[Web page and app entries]
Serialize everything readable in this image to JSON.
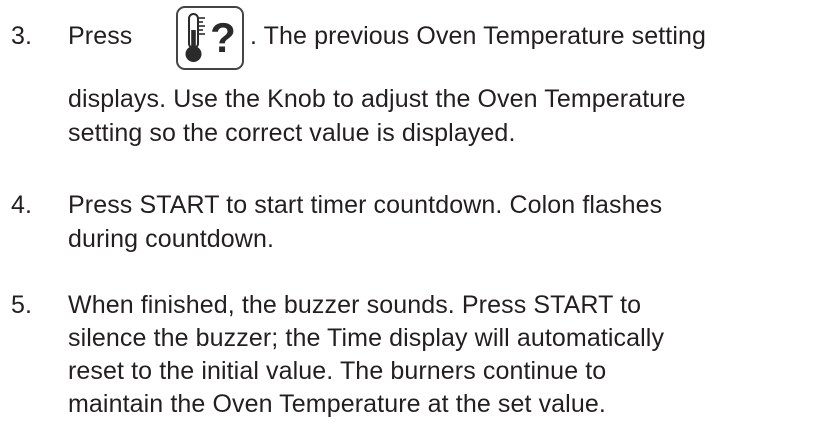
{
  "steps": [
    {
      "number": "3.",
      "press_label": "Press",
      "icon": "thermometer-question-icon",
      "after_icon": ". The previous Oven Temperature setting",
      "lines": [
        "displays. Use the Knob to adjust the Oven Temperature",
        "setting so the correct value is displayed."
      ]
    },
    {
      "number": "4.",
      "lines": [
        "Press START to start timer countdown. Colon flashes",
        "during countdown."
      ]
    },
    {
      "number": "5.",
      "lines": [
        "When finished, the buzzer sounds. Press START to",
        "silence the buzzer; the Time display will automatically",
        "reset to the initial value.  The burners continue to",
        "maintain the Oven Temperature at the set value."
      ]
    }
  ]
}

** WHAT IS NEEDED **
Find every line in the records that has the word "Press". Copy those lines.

** EXERCISE ANSWER **
      "press_label": "Press",
        "Press START to start timer countdown. Colon flashes",
        "When finished, the buzzer sounds. Press START to",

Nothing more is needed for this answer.